$1.7 B MD Structural deficit replaced with $2 B shortfall?
Posted by Ed C on Sunday, January 25, 2009
Gov. O’Malley has released his 2010 budget (2010 Maryland Budget Highlights) that increases state spending by at least $709 million dollars. We were told in 2007 that Maryland had a $1.7 billion structural deficit that would be fixed by increasing taxes and having slot machines. Now, we are told that we face a $2 billion dollar deficit, even after making painful cuts
Just as our families face the very real challenge of doing more with less, so too must those of us in government. By necessity, the budget we are presenting today is unprecedentedly lean. It closes our projected $2 billion shortfall for fiscal year 2010 at a time when we’ve already enacted $2.2 billion in painful spending reductions. In addition, it eliminates hundreds of State positions on top of the 1,500 jobs we’ve already eliminated.
Spending reductions? From the same report (in millions):
- 2008 29,569
- 2009 30,853
- 2010 31,562 (proposed)
So where is the 2.2 billion in reductions? Spending from 2009 to 2010 is proposed to increase by $709 million and $1,993 million since 2008.
According to the Spending Affordability Committee 2008 Interim Report released in December, the state of Maryland had 81,582 positions in 2008 and this was reduced to 81,247 positions in 2009. A reduction of 335 positions (0.41%). But wait:
Despite the decline in the number of authorized positions, the committee notes that, exclusive of higher education, there are currently more than 3,340 vacant Executive Branch positions, approximately 523 of which are funded, in the 2009 budget. The higher number of funded vacant positions suggests that many additional workforce needs may be addressed through full utilization and reallocation of existing resources.
Are the “hundreds” of positions Gov. O’Malley claims will be eliminated really just not filling these 543 funded positions? The SAC recommends a position cap of 80,247, which if my math is correct would still enable the state to add 2340 employees.
Adding 2K+ employees is not a cut. Adding more than $700 million in spending is not a reduction.
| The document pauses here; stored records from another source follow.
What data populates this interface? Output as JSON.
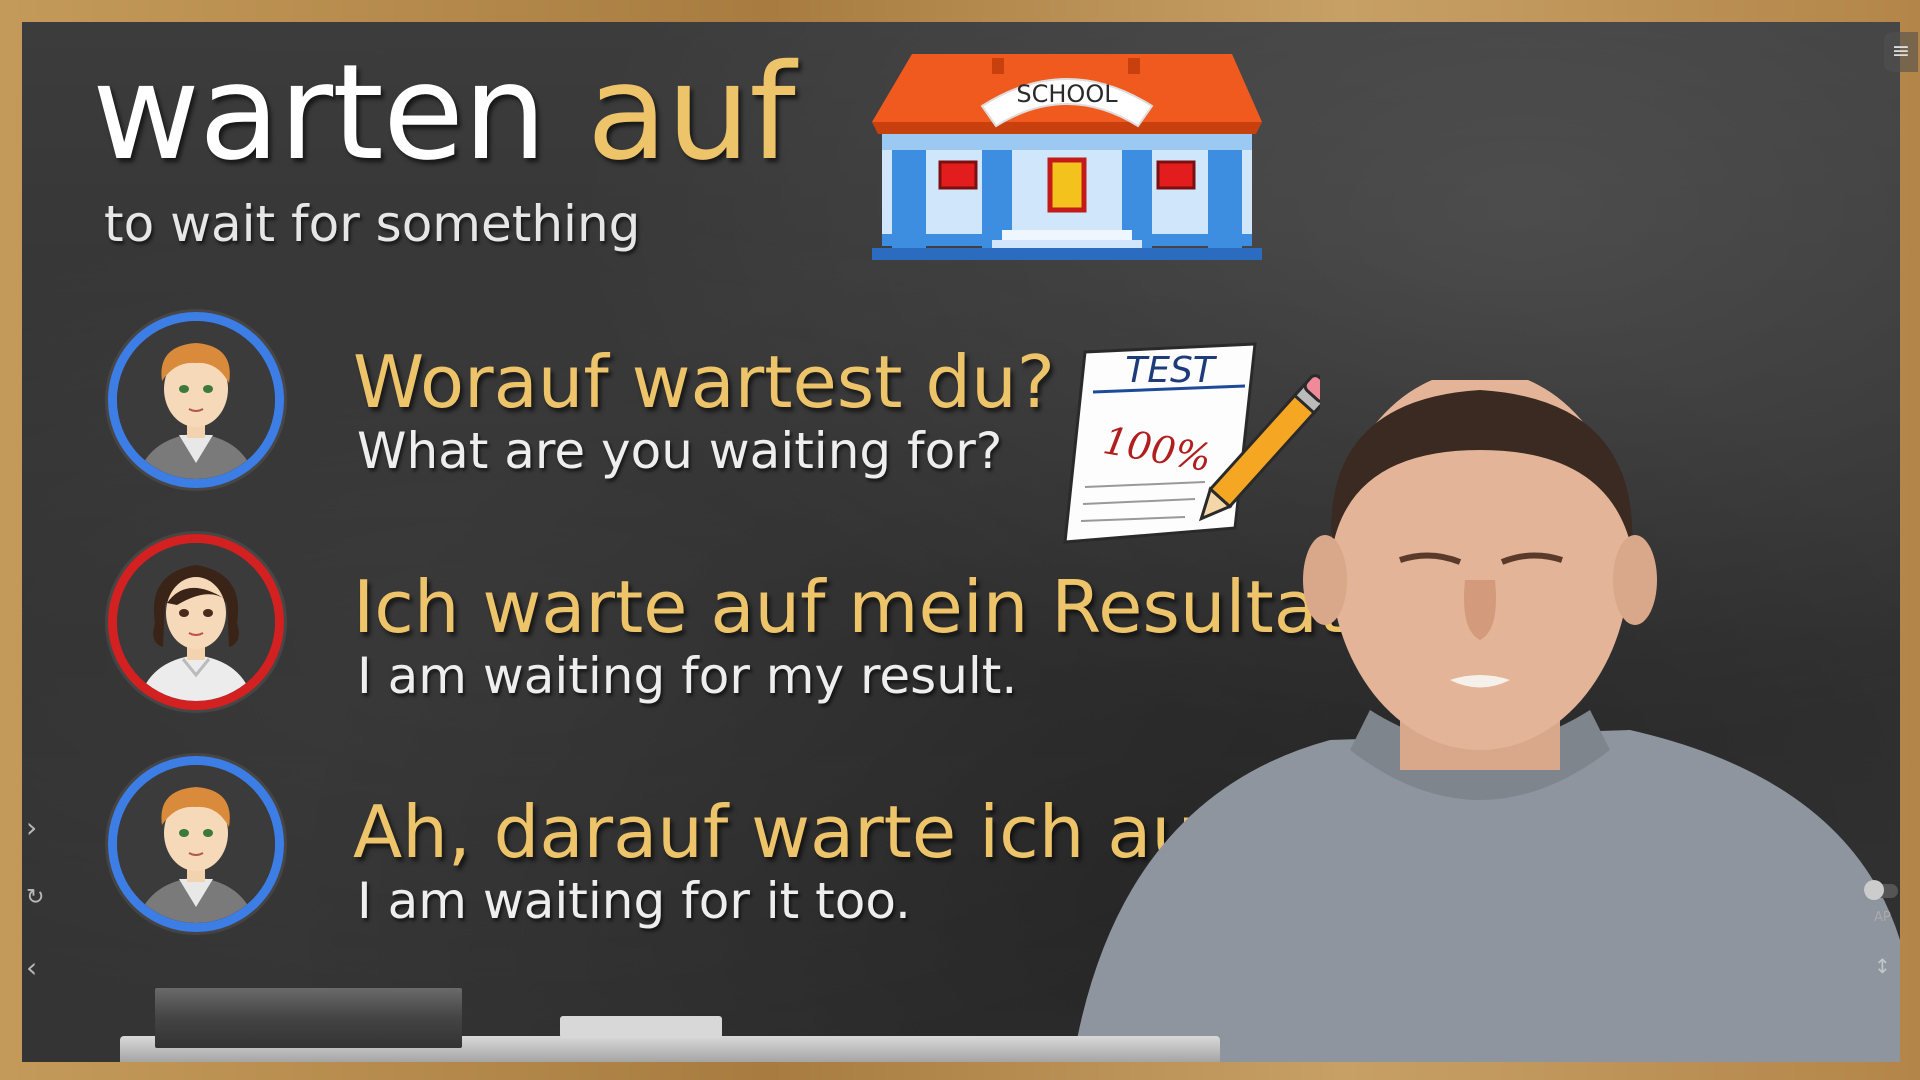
{
  "slide": {
    "title_word": "warten",
    "title_preposition": "auf",
    "subtitle": "to wait for something"
  },
  "images": {
    "school_sign": "SCHOOL",
    "test_title": "TEST",
    "test_score": "100%"
  },
  "dialogue": [
    {
      "speaker": "boy",
      "german": "Worauf wartest du?",
      "english": "What are you waiting for?"
    },
    {
      "speaker": "girl",
      "german": "Ich warte auf mein Resultat.",
      "english": "I am waiting for my result."
    },
    {
      "speaker": "boy",
      "german": "Ah, darauf warte ich auch.",
      "english": "I am waiting for it too."
    }
  ],
  "controls": {
    "menu_icon": "menu-icon",
    "next_icon": "chevron-right-icon",
    "replay_icon": "replay-icon",
    "prev_icon": "chevron-left-icon",
    "autoplay_label": "AP",
    "expand_icon": "expand-icon"
  },
  "colors": {
    "accent_yellow": "#edc46a",
    "boy_ring": "#3d7ee6",
    "girl_ring": "#d32020"
  }
}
If you have ever wondered how we’ve gotten into this mess, a good history of the State budget system and the Spending Affordability Committee was released by the Cecilia Januszkiewicz and the Free State Foundation in December, Structural Solutions for Maryland’s Structural Deficit: Pathways to Reform, but this may be a topic for a future post.